Silverfish also survive on protein like dried beef and dead insects. 

Unlike other insects which usually try to find an exit as soon as they stumble into your home, silverfish thrive in household environments.

They begin laying eggs once they’ve moved in and often occupy basements, laundry rooms, closets, and sinks that are often damp and rich with food. 

Getting Rid of Silverfish

Here are some ways that you can remove silverfish from your home. 

Rolled-up newspaper

Wet some rolled newspaper up so that silverfish crawl into it and begin to nest. After a few days, throw the newspaper away. If you want to be thorough, you can burn the newspaper.

Make a trap

Place some starchy food in a glass container, then wrap the outside with tape. With this method, silverfish can crawl into the glass using the textured surface of the tape. However, when they want to escape again, they won’t be able to crawl up the smooth glass. 

Use silverfish poison

You can find this online or at most pet stores, and it’s relatively affordable. However, we advise against using this method if you have children or pets who may touch or eat the poison. 

Use cedar oil

Cedar oil can be used in a spray bottle as a solution mixed with water or used in a diffuser throughout your home. Silverfish are repulsed by the strong scents in cedar and will actively try to get away from it.

Have enough of it around your home, and any silverfish will leave. 

Using one of these methods should have the silverfish out of your home in a matter of days. However, if you find that the infestation persists, consider calling a pest control specialist who will be able to apply a professional solution. 
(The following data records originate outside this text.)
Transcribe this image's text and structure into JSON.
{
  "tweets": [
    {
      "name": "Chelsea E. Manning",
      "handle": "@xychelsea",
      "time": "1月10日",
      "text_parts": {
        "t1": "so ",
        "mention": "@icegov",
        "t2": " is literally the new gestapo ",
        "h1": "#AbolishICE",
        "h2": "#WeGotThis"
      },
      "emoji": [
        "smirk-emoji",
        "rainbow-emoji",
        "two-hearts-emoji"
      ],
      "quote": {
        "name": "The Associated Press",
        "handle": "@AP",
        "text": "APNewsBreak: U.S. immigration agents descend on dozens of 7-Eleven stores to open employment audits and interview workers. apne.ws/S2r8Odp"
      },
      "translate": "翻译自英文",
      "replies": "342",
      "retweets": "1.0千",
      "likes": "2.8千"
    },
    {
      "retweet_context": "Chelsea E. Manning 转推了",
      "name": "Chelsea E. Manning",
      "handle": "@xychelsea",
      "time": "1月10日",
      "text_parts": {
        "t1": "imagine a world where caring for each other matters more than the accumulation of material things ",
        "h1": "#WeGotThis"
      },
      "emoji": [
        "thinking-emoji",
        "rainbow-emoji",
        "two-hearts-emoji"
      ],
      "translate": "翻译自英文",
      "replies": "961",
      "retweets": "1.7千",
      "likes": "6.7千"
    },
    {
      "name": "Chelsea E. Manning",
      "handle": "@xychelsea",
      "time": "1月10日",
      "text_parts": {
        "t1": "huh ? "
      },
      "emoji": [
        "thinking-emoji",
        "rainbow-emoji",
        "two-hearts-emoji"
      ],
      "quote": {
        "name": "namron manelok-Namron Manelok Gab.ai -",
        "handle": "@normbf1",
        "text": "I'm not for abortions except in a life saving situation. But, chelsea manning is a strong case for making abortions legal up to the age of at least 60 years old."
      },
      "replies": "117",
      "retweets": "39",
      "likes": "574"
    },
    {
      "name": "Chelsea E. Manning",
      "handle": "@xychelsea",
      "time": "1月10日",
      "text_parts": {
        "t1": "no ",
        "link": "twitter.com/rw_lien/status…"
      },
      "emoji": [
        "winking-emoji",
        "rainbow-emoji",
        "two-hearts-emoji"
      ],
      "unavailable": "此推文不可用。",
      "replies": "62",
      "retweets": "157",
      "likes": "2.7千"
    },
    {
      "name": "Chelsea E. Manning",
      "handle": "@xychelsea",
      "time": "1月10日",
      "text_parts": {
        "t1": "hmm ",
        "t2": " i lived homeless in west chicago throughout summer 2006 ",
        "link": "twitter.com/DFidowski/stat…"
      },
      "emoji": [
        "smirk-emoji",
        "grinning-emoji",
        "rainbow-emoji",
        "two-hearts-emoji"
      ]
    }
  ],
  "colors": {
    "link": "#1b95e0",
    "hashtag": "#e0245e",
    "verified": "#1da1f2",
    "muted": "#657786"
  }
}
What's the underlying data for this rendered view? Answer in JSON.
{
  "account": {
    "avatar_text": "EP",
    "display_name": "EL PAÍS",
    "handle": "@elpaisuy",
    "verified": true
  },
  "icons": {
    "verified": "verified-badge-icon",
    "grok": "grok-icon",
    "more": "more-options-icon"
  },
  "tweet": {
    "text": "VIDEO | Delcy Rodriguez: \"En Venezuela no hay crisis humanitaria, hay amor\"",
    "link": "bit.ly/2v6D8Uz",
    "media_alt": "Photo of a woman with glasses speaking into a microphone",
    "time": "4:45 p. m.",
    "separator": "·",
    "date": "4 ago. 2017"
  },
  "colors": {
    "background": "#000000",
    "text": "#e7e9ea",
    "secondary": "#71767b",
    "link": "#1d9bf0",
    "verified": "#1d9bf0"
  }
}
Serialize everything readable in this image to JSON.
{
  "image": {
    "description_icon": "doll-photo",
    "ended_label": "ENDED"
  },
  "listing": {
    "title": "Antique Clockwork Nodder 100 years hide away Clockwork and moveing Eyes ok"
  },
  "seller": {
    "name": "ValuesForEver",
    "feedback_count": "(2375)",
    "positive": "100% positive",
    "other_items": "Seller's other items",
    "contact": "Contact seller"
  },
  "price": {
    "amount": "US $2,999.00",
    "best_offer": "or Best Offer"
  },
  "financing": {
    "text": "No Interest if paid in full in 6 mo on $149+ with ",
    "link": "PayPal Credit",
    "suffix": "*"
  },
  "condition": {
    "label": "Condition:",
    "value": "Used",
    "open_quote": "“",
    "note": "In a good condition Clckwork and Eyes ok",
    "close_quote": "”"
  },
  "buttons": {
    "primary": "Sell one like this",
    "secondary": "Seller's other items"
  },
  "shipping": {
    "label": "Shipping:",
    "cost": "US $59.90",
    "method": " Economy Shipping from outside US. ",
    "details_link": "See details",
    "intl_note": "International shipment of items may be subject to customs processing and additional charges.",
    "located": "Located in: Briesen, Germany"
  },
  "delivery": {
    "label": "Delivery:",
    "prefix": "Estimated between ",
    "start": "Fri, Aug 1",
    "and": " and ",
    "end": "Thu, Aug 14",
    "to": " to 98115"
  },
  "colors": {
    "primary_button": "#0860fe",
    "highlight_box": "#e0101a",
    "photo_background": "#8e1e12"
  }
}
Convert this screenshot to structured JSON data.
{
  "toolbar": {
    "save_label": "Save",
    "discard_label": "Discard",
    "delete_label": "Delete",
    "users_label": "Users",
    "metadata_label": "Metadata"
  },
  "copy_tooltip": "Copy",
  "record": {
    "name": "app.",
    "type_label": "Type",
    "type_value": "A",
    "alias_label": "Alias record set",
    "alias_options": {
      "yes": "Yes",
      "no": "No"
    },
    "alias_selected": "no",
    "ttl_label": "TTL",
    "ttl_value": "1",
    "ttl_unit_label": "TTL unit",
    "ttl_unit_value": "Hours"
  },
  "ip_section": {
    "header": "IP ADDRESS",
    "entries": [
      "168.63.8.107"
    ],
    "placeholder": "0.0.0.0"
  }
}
Why Silverfish Are Attracted to Homes?

There are a number of reasons as to why silverfish prefer to infest households. 

For starters, there is plenty for them to feed on in most homes. They prefer eating sugary substances known as polysaccharides, which can be found in many common household items – carpet fibers, book glue, paint, fabrics, and even furniture. 

They prefer eating sugary substances known as polysaccharides, which can be found in many common household items.

There are also ample places for silverfish to hide in a house. They leave their eggs, which appear as white and yellow bulbs, in the damp, dark areas of your home.

You’ll find them underneath sinks and in basements mostly, but they do also occupy cabinets and the spaces underneath beds. 

Silverfish can live up to eight years(!) and frequently reproduce during the course of their lives. This long lifespan and rapid breeding habits, coupled with the ample places for them to thrive within a home, is the reason why they can become a major problem for homeowners. 

Again, this is very similar to cockroaches, who can quickly overrun a home with an infestation.

If there are many moist, dark areas in your home, consider trying to dry and illuminate those areas to deter and prevent silverfish from nesting there. Those are the kinds of places that silverfish thrive in. 


While silverfish are definitely attracted to homes, they’re not typically attracted to LED lights. They prefer to operate in darkness and at night, so they will scurry away from brightly-lit places.

Many other bugs are frequently attracted to LED lights (and other lights), but not silverfish.